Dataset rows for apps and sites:
◆ ◆ ◆

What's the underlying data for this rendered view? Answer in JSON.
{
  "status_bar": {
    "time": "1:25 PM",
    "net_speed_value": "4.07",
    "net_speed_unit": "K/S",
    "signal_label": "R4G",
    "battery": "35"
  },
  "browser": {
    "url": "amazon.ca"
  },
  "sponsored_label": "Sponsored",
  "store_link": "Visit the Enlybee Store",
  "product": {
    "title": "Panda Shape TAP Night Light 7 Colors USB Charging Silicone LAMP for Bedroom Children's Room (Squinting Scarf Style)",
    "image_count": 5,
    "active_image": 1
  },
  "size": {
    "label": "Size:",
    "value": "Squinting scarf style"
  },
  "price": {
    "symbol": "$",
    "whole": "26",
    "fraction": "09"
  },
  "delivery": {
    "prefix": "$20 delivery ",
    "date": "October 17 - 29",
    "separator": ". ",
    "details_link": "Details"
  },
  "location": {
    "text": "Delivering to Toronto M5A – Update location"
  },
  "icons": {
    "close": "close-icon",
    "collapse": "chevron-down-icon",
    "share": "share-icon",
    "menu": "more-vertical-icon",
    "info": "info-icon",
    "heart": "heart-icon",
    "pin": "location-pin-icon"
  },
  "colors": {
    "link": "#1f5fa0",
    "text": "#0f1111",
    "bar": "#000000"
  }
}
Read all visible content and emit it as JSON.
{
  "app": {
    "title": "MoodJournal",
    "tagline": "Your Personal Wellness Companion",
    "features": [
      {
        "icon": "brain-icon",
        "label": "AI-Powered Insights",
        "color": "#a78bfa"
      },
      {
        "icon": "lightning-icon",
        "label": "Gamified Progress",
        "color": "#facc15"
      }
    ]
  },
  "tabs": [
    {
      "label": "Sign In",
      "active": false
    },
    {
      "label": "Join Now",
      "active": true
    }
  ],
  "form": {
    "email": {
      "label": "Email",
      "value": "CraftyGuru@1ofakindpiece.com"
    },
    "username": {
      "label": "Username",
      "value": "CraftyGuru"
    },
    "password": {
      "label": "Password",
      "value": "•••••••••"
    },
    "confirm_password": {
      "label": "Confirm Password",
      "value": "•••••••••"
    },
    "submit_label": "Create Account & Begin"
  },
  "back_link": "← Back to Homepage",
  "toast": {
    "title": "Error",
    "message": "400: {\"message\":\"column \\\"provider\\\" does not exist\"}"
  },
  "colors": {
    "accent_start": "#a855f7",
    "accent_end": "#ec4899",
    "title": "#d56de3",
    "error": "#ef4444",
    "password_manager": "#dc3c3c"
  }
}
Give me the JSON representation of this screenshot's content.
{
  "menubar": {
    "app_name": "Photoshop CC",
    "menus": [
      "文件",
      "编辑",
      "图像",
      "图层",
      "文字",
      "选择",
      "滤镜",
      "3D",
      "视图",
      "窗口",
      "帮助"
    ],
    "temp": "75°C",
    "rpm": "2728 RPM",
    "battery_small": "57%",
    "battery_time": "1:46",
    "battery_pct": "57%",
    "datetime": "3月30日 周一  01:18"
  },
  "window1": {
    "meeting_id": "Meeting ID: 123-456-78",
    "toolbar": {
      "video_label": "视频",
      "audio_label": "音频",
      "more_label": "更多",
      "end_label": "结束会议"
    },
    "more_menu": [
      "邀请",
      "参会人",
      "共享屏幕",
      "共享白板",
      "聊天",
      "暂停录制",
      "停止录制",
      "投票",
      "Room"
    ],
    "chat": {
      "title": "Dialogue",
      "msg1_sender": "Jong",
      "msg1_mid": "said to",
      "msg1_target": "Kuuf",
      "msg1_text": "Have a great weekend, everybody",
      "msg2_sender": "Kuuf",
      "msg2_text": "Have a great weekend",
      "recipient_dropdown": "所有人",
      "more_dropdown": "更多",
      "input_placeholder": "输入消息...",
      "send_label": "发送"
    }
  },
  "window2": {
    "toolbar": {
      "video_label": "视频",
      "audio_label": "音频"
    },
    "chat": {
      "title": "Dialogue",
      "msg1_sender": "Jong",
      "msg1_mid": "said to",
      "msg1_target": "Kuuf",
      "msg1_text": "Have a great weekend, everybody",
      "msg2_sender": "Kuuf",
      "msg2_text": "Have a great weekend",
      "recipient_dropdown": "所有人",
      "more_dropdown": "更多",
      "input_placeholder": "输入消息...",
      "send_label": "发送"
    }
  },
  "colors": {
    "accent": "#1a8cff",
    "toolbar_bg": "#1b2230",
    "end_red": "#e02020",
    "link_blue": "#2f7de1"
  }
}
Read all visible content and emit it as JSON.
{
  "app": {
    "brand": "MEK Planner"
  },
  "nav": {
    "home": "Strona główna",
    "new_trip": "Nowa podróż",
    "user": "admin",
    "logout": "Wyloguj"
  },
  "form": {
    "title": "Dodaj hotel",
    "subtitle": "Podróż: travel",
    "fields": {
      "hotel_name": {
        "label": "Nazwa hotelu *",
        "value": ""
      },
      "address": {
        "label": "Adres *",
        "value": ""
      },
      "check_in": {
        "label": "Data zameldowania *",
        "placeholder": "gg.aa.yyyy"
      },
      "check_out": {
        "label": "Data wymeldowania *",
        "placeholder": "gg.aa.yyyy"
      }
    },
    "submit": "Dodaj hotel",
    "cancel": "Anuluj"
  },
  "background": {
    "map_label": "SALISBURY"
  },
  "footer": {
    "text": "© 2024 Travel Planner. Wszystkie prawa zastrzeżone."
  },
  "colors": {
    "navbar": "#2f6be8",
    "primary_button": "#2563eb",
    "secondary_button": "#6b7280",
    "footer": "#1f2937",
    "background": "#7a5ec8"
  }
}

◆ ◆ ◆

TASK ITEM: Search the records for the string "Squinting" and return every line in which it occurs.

FINISHED EXERCISE:
    "title": "Panda Shape TAP Night Light 7 Colors USB Charging Silicone LAMP for Bedroom Children's Room (Squinting Scarf Style)",
    "value": "Squinting scarf style"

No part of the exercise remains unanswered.